So much for getting back to the office for lunch. I got home around 10:00 p.m. that evening after finally getting the customer back up and running. Fortunately, the customer was very understanding and accepted a whole day of being non-operational with incredible grace.
But what is the moral of this story?
Simple. Always backup your system and data. While I had a backup of the data that I was dealing with, I did not ensure that there was a backup of the operating system.
Daily backups aren’t optional for on-premises systems
All too often in Support we face the issue of helping customers with non-existent backups. While we can provide the software if it gets lost, we can’t get data back. I have no doubt that everyone realizes the importance of regular data and operating system backups. But do they happen as often as they should? Probably not.
In my years with DocuWare, I have seen the categories of backup plans:
- Every day without fail
- Whenever a member of the IT staff remembers to do one
- Never done at all
Support can work some magic at times, but I have yet to discover how to recover an irreparably corrupt database or a database that has been deleted when there are no backups at all, or they are so old as to only have minimal value. With a mission critical application there is just no excuse for not having complete verified and current backups and a documented and proven disaster recovery plan.
This blog post is not about how to perform those backups – that is up to the individual customer to research and consult with industry professionals to ensure that their document management system and other software is thoroughly protected.

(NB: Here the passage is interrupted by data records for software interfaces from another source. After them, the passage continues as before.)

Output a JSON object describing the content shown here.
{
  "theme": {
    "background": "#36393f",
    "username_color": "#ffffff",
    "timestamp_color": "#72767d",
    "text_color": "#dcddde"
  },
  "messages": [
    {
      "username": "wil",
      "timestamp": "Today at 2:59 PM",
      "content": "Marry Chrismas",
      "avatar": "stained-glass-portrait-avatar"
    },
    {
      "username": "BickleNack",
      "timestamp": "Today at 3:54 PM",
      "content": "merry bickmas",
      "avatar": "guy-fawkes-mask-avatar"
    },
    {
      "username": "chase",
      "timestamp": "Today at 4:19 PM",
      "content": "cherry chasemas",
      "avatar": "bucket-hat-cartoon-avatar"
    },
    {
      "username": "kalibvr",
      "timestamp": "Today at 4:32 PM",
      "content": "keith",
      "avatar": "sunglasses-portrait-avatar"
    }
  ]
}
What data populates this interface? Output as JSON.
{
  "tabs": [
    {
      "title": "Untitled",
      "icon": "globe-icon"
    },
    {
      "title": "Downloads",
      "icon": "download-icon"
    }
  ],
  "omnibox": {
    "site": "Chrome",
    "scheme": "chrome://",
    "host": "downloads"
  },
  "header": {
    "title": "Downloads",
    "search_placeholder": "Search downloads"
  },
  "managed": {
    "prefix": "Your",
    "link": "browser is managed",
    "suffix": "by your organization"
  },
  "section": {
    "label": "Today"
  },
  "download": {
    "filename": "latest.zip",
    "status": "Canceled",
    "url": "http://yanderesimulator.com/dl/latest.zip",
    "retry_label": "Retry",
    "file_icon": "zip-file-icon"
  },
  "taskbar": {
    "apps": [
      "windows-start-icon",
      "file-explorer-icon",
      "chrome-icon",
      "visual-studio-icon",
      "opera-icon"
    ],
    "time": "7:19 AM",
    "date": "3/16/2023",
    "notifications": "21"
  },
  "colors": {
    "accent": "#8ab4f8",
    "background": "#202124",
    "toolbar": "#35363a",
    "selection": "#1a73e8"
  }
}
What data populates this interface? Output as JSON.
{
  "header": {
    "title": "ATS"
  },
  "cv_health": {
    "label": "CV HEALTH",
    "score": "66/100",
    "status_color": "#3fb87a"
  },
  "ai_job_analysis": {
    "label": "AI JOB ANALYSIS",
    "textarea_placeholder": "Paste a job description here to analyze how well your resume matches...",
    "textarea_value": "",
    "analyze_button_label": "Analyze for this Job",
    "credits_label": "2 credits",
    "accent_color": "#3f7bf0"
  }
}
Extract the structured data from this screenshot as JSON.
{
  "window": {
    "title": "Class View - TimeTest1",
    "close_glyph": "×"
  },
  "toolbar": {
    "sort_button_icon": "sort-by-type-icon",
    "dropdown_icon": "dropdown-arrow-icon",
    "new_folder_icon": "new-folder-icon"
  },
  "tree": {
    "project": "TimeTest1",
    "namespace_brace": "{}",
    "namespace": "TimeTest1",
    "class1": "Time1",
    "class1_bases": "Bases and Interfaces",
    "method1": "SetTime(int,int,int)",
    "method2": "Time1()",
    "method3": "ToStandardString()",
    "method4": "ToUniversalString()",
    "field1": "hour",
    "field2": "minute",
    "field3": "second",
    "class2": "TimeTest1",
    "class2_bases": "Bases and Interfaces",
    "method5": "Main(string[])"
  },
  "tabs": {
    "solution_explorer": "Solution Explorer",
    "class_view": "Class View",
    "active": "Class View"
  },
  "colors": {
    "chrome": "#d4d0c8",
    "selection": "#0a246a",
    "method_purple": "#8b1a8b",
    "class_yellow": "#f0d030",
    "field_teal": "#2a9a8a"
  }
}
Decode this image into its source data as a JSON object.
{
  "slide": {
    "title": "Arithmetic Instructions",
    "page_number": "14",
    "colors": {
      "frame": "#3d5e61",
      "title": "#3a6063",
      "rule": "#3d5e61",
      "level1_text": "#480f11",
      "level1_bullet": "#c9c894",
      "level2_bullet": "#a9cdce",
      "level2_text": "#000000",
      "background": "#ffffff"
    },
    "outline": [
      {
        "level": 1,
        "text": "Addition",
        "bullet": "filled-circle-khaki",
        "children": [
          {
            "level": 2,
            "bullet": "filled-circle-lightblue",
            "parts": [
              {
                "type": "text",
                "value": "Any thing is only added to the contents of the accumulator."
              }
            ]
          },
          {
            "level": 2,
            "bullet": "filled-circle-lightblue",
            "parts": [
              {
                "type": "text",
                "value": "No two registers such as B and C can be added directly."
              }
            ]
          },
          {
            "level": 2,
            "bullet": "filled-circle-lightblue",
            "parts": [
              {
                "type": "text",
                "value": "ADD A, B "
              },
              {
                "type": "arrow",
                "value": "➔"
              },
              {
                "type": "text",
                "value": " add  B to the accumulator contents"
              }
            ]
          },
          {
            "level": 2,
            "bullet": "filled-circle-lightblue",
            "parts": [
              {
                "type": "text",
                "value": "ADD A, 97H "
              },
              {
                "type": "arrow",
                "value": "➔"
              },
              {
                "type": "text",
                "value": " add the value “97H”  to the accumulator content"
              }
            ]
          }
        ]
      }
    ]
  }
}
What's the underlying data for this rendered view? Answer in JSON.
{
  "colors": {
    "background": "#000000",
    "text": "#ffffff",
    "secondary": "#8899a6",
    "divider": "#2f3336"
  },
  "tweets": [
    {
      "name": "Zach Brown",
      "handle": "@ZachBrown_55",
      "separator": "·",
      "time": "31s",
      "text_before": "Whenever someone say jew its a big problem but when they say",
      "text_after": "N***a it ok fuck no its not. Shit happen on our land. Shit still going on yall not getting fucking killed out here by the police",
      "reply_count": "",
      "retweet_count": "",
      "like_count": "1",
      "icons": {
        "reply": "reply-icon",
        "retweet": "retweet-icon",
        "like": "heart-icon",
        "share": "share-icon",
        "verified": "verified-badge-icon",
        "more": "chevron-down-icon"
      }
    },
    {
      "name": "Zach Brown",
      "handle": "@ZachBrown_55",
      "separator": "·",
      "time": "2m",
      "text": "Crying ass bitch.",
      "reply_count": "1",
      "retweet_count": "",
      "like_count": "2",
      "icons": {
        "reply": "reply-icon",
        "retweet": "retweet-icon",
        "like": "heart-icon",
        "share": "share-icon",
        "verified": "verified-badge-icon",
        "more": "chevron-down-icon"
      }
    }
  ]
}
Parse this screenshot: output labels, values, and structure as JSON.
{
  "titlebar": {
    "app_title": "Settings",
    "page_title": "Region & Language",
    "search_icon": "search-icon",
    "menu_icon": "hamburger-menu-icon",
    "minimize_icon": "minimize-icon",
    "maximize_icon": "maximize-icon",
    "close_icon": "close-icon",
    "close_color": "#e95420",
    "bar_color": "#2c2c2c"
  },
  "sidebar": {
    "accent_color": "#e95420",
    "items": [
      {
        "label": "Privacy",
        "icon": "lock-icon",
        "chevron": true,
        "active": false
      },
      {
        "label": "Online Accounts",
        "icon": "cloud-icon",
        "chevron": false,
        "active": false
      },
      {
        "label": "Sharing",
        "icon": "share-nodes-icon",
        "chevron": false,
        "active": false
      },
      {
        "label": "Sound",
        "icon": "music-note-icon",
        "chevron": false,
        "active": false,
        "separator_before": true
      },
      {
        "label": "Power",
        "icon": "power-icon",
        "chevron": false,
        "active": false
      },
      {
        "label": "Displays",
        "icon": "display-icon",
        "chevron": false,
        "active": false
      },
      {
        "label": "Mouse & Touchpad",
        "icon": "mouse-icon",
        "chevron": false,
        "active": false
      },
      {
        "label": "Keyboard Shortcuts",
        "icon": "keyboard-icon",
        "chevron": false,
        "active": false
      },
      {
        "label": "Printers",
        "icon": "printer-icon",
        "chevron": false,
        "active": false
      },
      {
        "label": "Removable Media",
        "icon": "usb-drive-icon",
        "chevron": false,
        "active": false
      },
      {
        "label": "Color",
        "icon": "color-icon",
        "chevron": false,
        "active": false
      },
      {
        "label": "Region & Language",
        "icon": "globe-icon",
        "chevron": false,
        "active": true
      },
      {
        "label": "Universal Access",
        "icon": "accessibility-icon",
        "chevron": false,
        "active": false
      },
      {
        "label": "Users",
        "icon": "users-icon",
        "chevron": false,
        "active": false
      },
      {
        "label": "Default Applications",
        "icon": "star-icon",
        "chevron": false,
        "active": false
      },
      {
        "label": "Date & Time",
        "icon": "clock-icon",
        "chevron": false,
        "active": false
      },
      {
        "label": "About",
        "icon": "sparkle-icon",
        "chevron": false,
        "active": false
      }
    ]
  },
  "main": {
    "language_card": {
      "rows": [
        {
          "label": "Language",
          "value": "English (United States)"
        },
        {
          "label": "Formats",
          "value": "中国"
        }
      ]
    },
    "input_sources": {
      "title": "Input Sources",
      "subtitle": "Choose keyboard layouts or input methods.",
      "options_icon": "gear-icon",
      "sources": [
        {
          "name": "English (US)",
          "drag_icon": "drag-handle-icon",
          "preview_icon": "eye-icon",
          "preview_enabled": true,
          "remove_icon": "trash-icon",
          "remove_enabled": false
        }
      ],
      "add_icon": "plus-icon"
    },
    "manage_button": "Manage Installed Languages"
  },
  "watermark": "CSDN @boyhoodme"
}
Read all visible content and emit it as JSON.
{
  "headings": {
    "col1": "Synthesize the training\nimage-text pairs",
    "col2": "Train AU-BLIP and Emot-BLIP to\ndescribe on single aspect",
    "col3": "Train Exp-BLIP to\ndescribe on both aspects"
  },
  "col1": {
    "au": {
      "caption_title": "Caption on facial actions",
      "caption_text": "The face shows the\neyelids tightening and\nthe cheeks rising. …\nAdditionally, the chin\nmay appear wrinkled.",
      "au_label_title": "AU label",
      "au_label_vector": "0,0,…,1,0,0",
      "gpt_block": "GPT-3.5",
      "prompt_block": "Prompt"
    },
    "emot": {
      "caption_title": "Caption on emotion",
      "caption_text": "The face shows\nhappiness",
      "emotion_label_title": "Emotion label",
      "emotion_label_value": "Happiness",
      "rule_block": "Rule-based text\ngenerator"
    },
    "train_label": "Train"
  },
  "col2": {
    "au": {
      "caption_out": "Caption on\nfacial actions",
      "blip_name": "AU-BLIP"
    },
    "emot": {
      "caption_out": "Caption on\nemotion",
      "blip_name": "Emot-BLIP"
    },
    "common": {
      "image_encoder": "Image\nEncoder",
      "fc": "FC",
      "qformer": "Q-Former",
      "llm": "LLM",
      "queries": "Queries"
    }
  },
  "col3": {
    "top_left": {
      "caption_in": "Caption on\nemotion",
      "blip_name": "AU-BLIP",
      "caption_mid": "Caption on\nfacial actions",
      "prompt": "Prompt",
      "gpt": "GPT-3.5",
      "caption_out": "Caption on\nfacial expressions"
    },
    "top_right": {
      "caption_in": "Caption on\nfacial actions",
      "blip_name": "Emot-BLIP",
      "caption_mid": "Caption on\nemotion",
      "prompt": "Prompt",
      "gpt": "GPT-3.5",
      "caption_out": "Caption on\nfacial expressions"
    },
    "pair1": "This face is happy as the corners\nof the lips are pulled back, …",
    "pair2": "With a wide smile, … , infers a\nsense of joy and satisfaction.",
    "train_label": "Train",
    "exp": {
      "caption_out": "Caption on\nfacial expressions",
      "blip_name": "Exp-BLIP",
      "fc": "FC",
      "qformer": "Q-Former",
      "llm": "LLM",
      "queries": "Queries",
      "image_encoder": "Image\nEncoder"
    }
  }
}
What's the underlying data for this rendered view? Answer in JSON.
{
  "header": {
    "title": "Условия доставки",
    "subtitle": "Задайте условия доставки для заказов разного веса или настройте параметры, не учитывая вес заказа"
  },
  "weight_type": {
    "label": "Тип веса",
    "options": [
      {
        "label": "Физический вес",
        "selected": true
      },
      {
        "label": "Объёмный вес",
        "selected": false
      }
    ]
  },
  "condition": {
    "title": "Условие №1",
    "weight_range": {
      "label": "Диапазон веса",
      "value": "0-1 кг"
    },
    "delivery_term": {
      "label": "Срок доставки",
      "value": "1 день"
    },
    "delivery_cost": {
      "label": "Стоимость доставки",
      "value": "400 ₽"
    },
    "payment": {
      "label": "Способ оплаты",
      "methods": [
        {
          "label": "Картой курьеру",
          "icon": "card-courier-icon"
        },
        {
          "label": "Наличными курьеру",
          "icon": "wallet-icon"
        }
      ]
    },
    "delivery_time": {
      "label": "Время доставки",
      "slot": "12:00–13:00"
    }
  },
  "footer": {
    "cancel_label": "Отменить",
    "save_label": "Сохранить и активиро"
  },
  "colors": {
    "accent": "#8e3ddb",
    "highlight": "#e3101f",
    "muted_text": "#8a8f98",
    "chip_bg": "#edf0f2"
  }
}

Even the freshest backup is useless if it cannot be read when you go to use it. All backups should be verified regularly and where practical there should be multiple redundant backups of everything with at least one backup copy kept off-site.
DocuWare components that must be included in every on-premises backup plan
- DocuWare Databases
All DocuWare databases should be backed up daily.
A note on MySQL. Backing up MySQL by copying the file system folders is not a reliable method of backing it up. If the copy is taken while MySQL is running, you can bet that the files will be unusable when you need them most. Always backup MySQL with data dumps.
- Operating system
Physical servers should have the system state (a full backup of the operating system) backed up regularly. Virtual machine snapshots taken daily.
- Import jobs
If your import jobs are run on your DocuWare server, then a server backup will preserve those, otherwise the workstation(s) where those jobs run should also be backed up regularly.
- File system
Let’s not forget the actual documents. File system backups should also be conducted daily.
Your exposure to disaster can only be limited by your latest verified backup.
Take another approach and move to the cloud
Cloud services providers assume responsibility for system upgrades and applying security patches. If the customer has accidentally deleted documents, these can be restored if necessary. Also, if documents are changed in error, previous versions can be restored.
For example, to enable a recovery, DocuWare backs up both the databases and the documents in a separate location in a Microsoft Azure data center. A copy of each document is made and stored in a continuous backup. This happens shortly after the document has been saved or modified in DocuWare. The backup after document modification creates a new copy of the document. This is saved in addition to existing document backups. By manually importing the backup data into the live system, a DocuWare organization can be completely restored in cooperation with DocuWare Support.
In addition to backing up the documents, full backups for the SQL databases are stored at a separate data center. This backup is done on weekends, usually overnight.
Whether you continue with your on-premises system or move to a cloud-based option – it’s your data, protect it!
Phil Robson is the Senior Director of Support Americas. He is responsible for all Support operations in North and South America. An avid fisherman, he can be found at the end of a fishing pier by day and at the business end of an astronomical telescope at night.